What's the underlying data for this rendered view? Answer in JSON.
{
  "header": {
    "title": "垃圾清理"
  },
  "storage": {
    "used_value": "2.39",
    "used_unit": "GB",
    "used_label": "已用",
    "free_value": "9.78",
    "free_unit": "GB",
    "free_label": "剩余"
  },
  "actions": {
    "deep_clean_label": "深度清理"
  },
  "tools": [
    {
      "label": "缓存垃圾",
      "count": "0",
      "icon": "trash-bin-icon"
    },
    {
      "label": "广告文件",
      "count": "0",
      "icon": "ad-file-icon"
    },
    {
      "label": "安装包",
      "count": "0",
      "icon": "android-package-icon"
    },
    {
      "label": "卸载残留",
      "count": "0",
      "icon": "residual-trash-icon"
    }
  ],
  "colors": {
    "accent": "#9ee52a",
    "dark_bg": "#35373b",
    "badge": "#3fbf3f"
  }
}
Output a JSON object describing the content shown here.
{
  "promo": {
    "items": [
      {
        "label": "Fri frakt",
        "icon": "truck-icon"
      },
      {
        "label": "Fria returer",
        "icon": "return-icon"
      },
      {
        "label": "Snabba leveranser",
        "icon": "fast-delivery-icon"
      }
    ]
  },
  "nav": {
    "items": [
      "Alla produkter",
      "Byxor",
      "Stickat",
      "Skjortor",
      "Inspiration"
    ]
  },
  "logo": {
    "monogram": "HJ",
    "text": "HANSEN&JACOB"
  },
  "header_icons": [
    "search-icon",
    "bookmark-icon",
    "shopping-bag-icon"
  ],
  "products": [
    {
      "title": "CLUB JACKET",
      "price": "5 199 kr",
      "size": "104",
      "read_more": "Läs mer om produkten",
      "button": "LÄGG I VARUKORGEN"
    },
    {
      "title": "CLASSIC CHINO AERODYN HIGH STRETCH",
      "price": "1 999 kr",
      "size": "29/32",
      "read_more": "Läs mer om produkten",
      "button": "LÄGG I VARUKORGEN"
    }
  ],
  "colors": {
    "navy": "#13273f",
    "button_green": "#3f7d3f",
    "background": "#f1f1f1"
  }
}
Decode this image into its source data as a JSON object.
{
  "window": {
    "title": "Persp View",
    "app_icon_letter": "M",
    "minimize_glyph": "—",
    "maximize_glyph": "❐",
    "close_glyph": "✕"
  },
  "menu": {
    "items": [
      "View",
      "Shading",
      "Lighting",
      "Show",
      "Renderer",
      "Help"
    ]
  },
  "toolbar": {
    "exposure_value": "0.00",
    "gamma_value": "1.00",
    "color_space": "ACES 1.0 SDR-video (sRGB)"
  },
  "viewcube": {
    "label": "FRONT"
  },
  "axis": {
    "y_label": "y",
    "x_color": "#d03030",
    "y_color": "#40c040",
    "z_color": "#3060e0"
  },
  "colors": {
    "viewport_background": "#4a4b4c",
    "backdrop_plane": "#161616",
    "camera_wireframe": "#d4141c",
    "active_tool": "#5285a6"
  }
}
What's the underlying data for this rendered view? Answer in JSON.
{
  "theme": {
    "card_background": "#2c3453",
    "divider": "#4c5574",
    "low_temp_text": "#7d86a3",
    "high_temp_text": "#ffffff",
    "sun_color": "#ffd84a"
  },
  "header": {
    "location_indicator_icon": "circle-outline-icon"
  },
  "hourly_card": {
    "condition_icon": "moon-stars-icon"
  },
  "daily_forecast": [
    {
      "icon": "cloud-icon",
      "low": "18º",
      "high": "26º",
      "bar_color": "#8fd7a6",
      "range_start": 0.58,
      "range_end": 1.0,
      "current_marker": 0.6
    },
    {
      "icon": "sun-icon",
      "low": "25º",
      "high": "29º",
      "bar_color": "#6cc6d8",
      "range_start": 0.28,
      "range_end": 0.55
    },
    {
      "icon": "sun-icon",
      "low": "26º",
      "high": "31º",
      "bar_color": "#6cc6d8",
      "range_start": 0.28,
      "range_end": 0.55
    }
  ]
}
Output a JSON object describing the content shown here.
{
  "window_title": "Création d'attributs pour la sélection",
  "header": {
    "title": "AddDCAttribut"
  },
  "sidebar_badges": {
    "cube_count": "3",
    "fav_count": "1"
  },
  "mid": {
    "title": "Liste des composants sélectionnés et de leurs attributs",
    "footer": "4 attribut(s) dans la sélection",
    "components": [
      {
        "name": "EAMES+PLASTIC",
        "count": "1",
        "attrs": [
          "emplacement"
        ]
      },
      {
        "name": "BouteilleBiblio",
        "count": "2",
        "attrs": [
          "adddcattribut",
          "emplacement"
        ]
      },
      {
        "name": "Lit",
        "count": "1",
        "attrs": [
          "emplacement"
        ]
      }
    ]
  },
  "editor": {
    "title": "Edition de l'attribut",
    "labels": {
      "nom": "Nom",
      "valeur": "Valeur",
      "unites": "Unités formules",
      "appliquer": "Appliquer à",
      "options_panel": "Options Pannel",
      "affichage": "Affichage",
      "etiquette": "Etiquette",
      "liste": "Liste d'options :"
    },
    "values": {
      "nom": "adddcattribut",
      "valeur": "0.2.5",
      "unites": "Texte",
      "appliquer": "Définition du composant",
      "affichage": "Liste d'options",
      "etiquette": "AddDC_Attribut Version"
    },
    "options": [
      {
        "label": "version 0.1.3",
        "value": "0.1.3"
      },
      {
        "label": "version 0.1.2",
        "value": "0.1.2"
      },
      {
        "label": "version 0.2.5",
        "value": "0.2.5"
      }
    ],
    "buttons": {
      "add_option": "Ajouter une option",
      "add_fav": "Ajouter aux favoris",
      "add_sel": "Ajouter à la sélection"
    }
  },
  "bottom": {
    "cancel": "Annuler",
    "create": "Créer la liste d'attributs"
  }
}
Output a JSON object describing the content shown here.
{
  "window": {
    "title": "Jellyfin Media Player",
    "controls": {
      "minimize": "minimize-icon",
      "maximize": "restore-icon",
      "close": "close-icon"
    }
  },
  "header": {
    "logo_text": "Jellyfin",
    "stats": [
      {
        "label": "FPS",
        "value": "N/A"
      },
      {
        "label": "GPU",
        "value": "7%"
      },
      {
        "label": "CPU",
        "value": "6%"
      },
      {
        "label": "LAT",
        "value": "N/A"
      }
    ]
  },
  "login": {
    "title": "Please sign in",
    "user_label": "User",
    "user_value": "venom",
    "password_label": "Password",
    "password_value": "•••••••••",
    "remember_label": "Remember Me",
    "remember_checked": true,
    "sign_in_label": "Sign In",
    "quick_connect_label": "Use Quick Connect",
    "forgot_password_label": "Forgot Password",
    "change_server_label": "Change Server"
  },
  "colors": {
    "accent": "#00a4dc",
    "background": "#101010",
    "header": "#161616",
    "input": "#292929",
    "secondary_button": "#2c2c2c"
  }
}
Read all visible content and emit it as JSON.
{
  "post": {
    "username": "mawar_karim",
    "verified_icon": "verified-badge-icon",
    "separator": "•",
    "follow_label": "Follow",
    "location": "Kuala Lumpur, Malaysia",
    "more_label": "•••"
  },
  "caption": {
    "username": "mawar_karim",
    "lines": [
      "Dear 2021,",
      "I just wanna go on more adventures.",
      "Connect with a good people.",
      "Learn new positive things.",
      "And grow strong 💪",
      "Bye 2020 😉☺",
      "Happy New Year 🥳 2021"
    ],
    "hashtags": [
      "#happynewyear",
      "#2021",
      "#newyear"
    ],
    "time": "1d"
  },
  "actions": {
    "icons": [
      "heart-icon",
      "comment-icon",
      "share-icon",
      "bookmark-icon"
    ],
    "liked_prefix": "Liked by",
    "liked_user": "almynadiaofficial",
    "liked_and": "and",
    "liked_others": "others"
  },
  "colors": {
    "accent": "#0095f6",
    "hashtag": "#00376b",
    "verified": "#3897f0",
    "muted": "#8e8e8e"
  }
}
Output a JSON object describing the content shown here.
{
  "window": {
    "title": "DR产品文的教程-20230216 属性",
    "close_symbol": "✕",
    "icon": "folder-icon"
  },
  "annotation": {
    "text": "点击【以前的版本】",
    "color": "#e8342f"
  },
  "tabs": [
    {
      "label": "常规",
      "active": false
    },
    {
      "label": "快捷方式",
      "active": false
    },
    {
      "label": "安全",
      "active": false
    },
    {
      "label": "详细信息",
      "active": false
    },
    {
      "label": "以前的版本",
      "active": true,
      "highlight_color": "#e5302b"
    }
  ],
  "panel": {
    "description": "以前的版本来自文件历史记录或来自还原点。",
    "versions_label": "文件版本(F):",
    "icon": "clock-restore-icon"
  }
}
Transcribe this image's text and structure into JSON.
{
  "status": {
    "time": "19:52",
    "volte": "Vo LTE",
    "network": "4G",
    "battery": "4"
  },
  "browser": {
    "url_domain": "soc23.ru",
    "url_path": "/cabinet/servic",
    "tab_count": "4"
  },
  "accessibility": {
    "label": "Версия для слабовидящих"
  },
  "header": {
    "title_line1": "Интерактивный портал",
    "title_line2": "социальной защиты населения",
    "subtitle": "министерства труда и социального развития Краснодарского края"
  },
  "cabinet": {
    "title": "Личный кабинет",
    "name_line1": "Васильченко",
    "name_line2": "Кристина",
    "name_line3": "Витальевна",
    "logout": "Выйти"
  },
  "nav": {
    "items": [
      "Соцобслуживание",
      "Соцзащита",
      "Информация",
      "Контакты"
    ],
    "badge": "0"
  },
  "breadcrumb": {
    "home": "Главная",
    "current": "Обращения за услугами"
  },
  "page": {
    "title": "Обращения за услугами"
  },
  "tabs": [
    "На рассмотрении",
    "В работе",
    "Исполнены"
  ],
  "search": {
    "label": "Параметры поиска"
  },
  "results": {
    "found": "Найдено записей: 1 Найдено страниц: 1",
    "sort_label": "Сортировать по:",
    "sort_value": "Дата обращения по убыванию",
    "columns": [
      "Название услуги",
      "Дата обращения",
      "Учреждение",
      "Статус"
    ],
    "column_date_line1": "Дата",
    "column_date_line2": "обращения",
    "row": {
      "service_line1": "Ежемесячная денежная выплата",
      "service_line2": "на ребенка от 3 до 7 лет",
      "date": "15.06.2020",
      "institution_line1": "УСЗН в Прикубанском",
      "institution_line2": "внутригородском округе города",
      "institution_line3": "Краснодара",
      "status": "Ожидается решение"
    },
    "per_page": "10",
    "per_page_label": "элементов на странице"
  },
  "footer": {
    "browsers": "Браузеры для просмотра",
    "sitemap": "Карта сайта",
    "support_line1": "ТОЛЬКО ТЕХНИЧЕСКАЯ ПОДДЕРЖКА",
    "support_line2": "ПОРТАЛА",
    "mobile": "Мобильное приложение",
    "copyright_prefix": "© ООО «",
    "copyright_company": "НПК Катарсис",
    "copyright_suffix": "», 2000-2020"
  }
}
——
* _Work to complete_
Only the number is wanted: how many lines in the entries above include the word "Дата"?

* _Answer for this exercise_
3